Brexit is already showing its effects, starting with currency. The British pound has weakened notably since the Brexit vote and we expect some further weakening before stabilizing at 1.3 against the US dollar. Major effects of Brexit are also expected on confidence and investments, which should impact future GDP growth.
In fact, there will be protracted uncertainty on negotiations with the EU and on the degree of “separation” from the Single Market (with special emphasis on the possibility that London will lose its role as the financial center for Europe). This will put the brakes on the flow of investments to the UK in 2016-2017 and will likely lead to a drop in business confidence, resulting in domestic UK firms to slow their investments. Furthermore, consumers are expected to slow down their expenditures, particularly on durable goods.
Currency devaluation will likely have a positive effect on the short-term demand for exports. Longer-term we believe exports will not be able to withstand the decline in investment, which usually has a positive correlation with export capacity.
On the inflation side, we believe that the Consumer Price Index (CPI) will be higher in 2017-2018 due to sterling depreciation, but not so much as to prevent an easing in monetary policy. In this landscape, we assume that monetary policy will turn accommodative with the Bank of England cutting rates in the second half of this year and again in early 2017 by setting the reference rate at 0.
The Brexit vote may also negatively impact the housing sector. We will probably see lower demand (banks will lend less; buyers will lose confidence and London may become less attractive for companies) and lower supply (UK housing shortage; interruption of investment inflows in the construction sector; lower supply of labor from immigrants).
The overall economic effect will likely be a decline in GDP growth to 1.5% this year and 0.8% in 2017, without excluding the possibility that a couple of (non-consecutive) quarters will be (mildly) negative. In the end, we believe that the UK economy is in good shape and an additional dose of easing measures should help prevent a deep recession and deflation.
Since the UK is one of the EU’s most important trade partners, much will also depend on the new trade agreements and on the evolution of exit negotiations.
Apart from these aspects, which will become clearer in the next few months, the main worry for investors is that Brexit will trigger a new wave of political risk in Europe.

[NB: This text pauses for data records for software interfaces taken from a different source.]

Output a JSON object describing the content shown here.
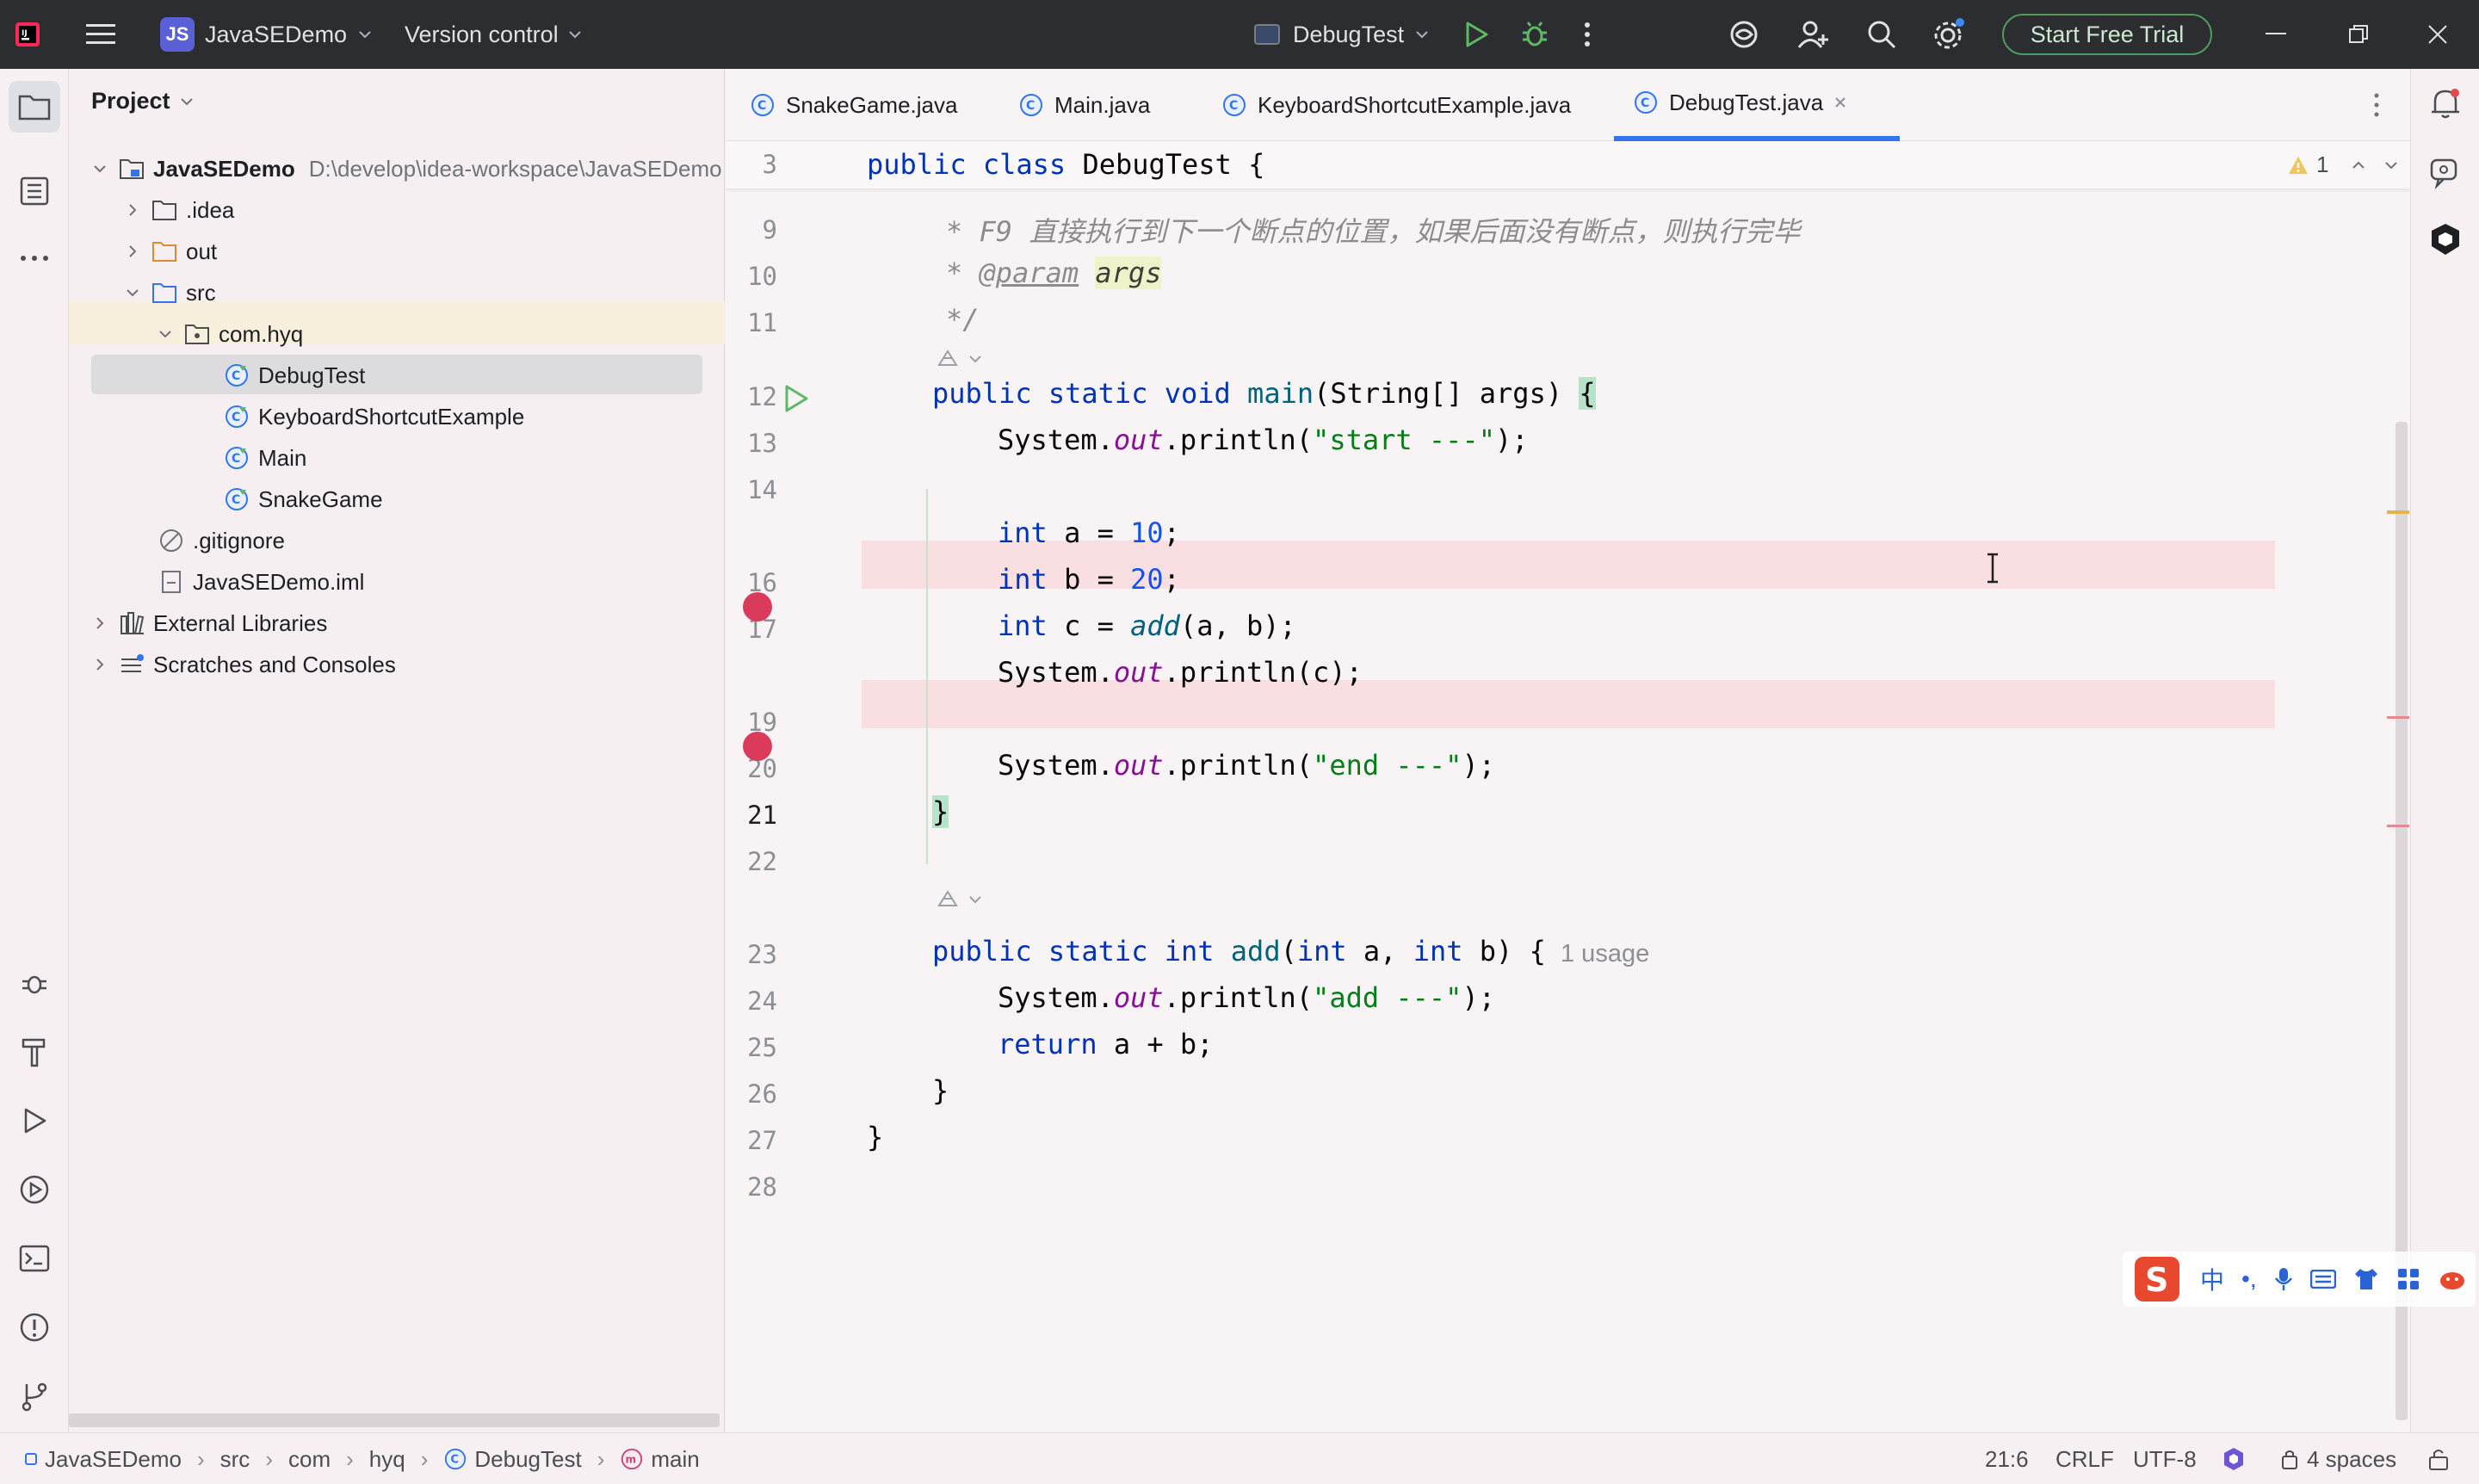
{
  "titlebar": {
    "project_badge": "JS",
    "project_name": "JavaSEDemo",
    "vcs_label": "Version control",
    "run_config": "DebugTest",
    "trial_button": "Start Free Trial"
  },
  "project_panel": {
    "title": "Project",
    "tree": [
      {
        "label": "JavaSEDemo",
        "path": "D:\\develop\\idea-workspace\\JavaSEDemo"
      },
      {
        "label": ".idea"
      },
      {
        "label": "out"
      },
      {
        "label": "src"
      },
      {
        "label": "com.hyq"
      },
      {
        "label": "DebugTest"
      },
      {
        "label": "KeyboardShortcutExample"
      },
      {
        "label": "Main"
      },
      {
        "label": "SnakeGame"
      },
      {
        "label": ".gitignore"
      },
      {
        "label": "JavaSEDemo.iml"
      },
      {
        "label": "External Libraries"
      },
      {
        "label": "Scratches and Consoles"
      }
    ]
  },
  "tabs": [
    "SnakeGame.java",
    "Main.java",
    "KeyboardShortcutExample.java",
    "DebugTest.java"
  ],
  "editor": {
    "sticky_line_number": "3",
    "sticky_line": "public class DebugTest {",
    "warning_count": "1",
    "line_numbers": [
      "9",
      "10",
      "11",
      "12",
      "13",
      "14",
      "16",
      "17",
      "19",
      "20",
      "21",
      "22",
      "23",
      "24",
      "25",
      "26",
      "27",
      "28"
    ],
    "comment_f9": "* F9 直接执行到下一个断点的位置，如果后面没有断点，则执行完毕",
    "comment_param_star": "* ",
    "comment_param_tag": "@param",
    "comment_param_name": "args",
    "comment_end": "*/",
    "usage_hint": "1 usage"
  },
  "ime": {
    "lang": "中",
    "punct": "•,"
  },
  "statusbar": {
    "crumbs": [
      "JavaSEDemo",
      "src",
      "com",
      "hyq",
      "DebugTest",
      "main"
    ],
    "position": "21:6",
    "line_sep": "CRLF",
    "encoding": "UTF-8",
    "indent": "4 spaces"
  }
}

Britain’s vote could pave the way for the success of euro-sceptics, with populist political forces in various countries putting the existence of the EU at risk.
From an asset allocation perspective, we believe moving to a risk-off stance after Brexit with a focus on diversification and relative value opportunities would be prudent